Sleeping Beauty is part of the SexLab (2016–2017) initiative run by the performance collective Reality Research Center. The SexLab explores sexuality; its cultural manifestations, its diversity and possibilities, its limits and taboos – and, of course, sexuality in the performative context.
A few weeks ago, Baltic Circle’s communications assistant Essi Brunberg had a chance to sit down with Julius Elo and Xana, the creators of Sleeping Beauty, to discuss their experiences, thoughts and feelings regarding not only their work on the performance, but the themes surrounding it as well. –>
Reality Research Center, founded in 2001, is a collective of artists engaged in performative adventures. Their shared aspiration is to observe, question, and renew reality by creating performances. Most of their performances take place outside of traditional art spaces: in the woods, in offices, on the street, in boxing rings, in virtual reality, or in homes.
Concept: Julius Elo & Xana
Production: Reality Research Center / Annu Kemppainen

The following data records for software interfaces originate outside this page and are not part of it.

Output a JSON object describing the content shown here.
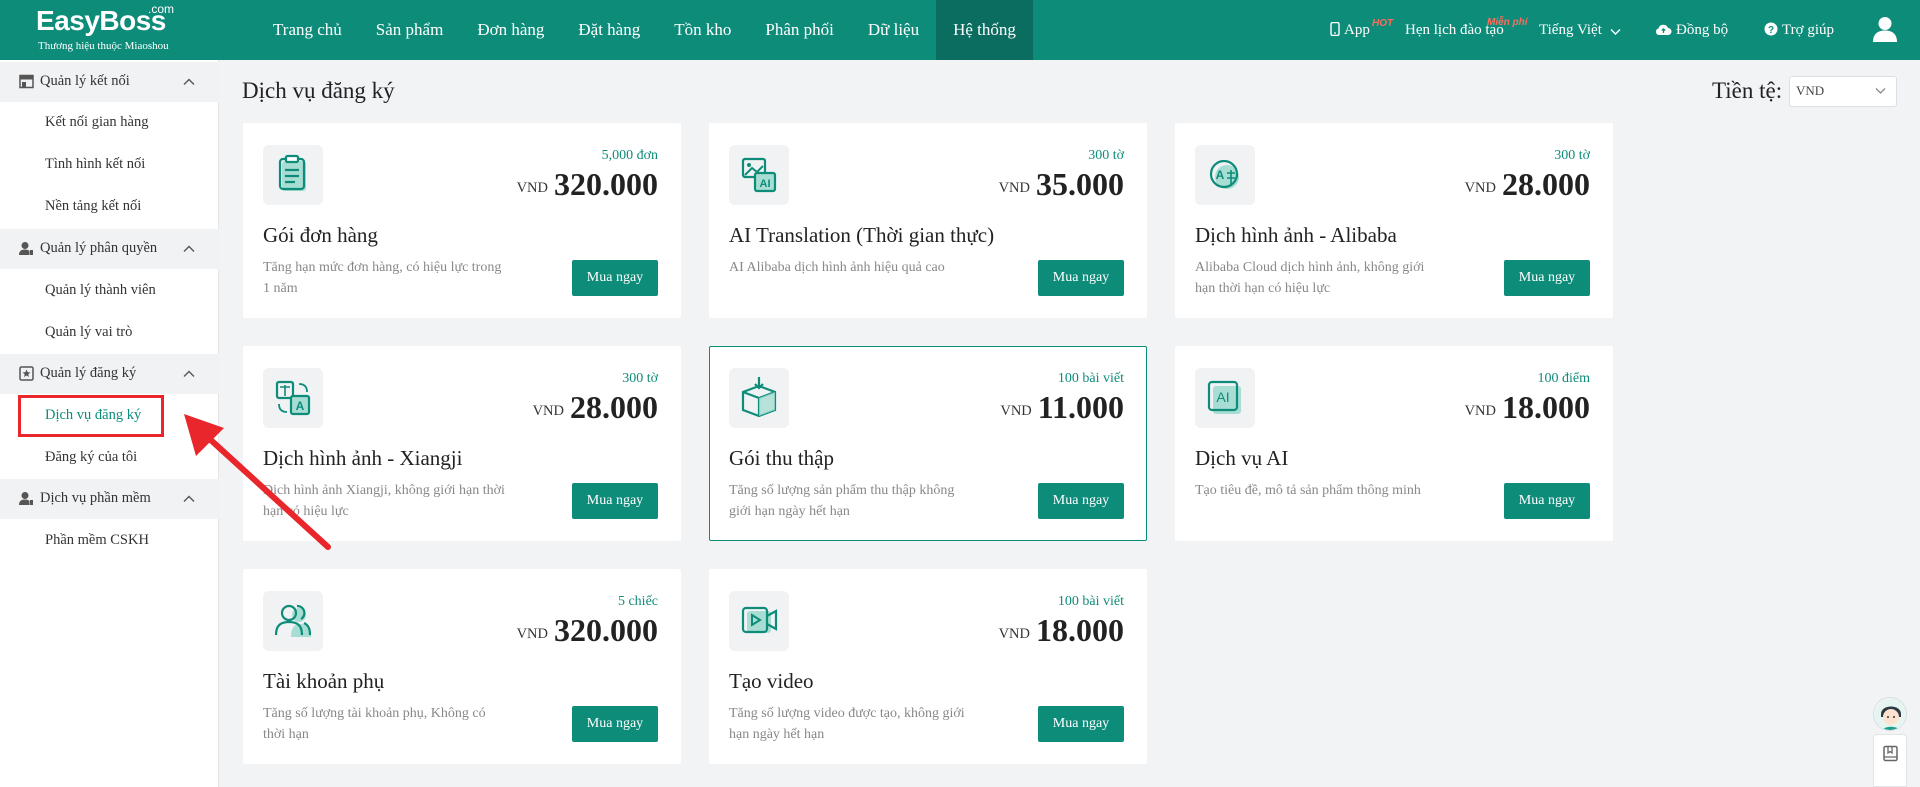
{
  "header": {
    "logo_main": "EasyBoss",
    "logo_com": ".com",
    "logo_sub": "Thương hiệu thuộc Miaoshou",
    "nav": [
      {
        "label": "Trang chủ"
      },
      {
        "label": "Sản phẩm"
      },
      {
        "label": "Đơn hàng"
      },
      {
        "label": "Đặt hàng"
      },
      {
        "label": "Tồn kho"
      },
      {
        "label": "Phân phối"
      },
      {
        "label": "Dữ liệu"
      },
      {
        "label": "Hệ thống",
        "active": true
      }
    ],
    "app_label": "App",
    "app_badge": "HOT",
    "training_label": "Hẹn lịch đào tạo",
    "training_badge": "Miễn phí",
    "language": "Tiếng Việt",
    "sync_label": "Đồng bộ",
    "help_label": "Trợ giúp"
  },
  "sidebar": {
    "groups": [
      {
        "label": "Quản lý kết nối",
        "icon": "store-icon",
        "items": [
          "Kết nối gian hàng",
          "Tình hình kết nối",
          "Nền tảng kết nối"
        ]
      },
      {
        "label": "Quản lý phân quyền",
        "icon": "user-key-icon",
        "items": [
          "Quản lý thành viên",
          "Quản lý vai trò"
        ]
      },
      {
        "label": "Quản lý đăng ký",
        "icon": "star-box-icon",
        "items": [
          "Dịch vụ đăng ký",
          "Đăng ký của tôi"
        ]
      },
      {
        "label": "Dịch vụ phần mềm",
        "icon": "user-service-icon",
        "items": [
          "Phần mềm CSKH"
        ]
      }
    ],
    "active_item": "Dịch vụ đăng ký"
  },
  "main": {
    "title": "Dịch vụ đăng ký",
    "currency_label": "Tiền tệ:",
    "currency_value": "VND",
    "buy_label": "Mua ngay",
    "cards": [
      {
        "icon": "clipboard-icon",
        "unit": "5,000 đơn",
        "currency": "VND",
        "price": "320.000",
        "name": "Gói đơn hàng",
        "desc": "Tăng hạn mức đơn hàng, có hiệu lực trong 1 năm"
      },
      {
        "icon": "ai-image-icon",
        "unit": "300 tờ",
        "currency": "VND",
        "price": "35.000",
        "name": "AI Translation (Thời gian thực)",
        "desc": "AI Alibaba dịch hình ảnh hiệu quả cao"
      },
      {
        "icon": "translate-circle-icon",
        "unit": "300 tờ",
        "currency": "VND",
        "price": "28.000",
        "name": "Dịch hình ảnh - Alibaba",
        "desc": "Alibaba Cloud dịch hình ảnh, không giới hạn thời hạn có hiệu lực"
      },
      {
        "icon": "translate-box-icon",
        "unit": "300 tờ",
        "currency": "VND",
        "price": "28.000",
        "name": "Dịch hình ảnh - Xiangji",
        "desc": "Dịch hình ảnh Xiangji, không giới hạn thời hạn có hiệu lực"
      },
      {
        "icon": "collect-box-icon",
        "unit": "100 bài viết",
        "currency": "VND",
        "price": "11.000",
        "name": "Gói thu thập",
        "desc": "Tăng số lượng sản phẩm thu thập không giới hạn ngày hết hạn",
        "selected": true
      },
      {
        "icon": "ai-box-icon",
        "unit": "100 điểm",
        "currency": "VND",
        "price": "18.000",
        "name": "Dịch vụ AI",
        "desc": "Tạo tiêu đề, mô tả sản phẩm thông minh"
      },
      {
        "icon": "users-icon",
        "unit": "5 chiếc",
        "currency": "VND",
        "price": "320.000",
        "name": "Tài khoản phụ",
        "desc": "Tăng số lượng tài khoản phụ,  Không có thời hạn"
      },
      {
        "icon": "video-icon",
        "unit": "100 bài viết",
        "currency": "VND",
        "price": "18.000",
        "name": "Tạo video",
        "desc": "Tăng số lượng video được tạo, không giới hạn ngày hết hạn"
      }
    ]
  },
  "colors": {
    "brand": "#0e8c7a",
    "brand_dark": "#0a6d5f",
    "highlight": "#e8262b",
    "hot": "#ff6b5b"
  }
}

Reality Research Center is supported by Arts Promotion Centre Finland and the City of Helsinki.
(Photo: Alisa Javits)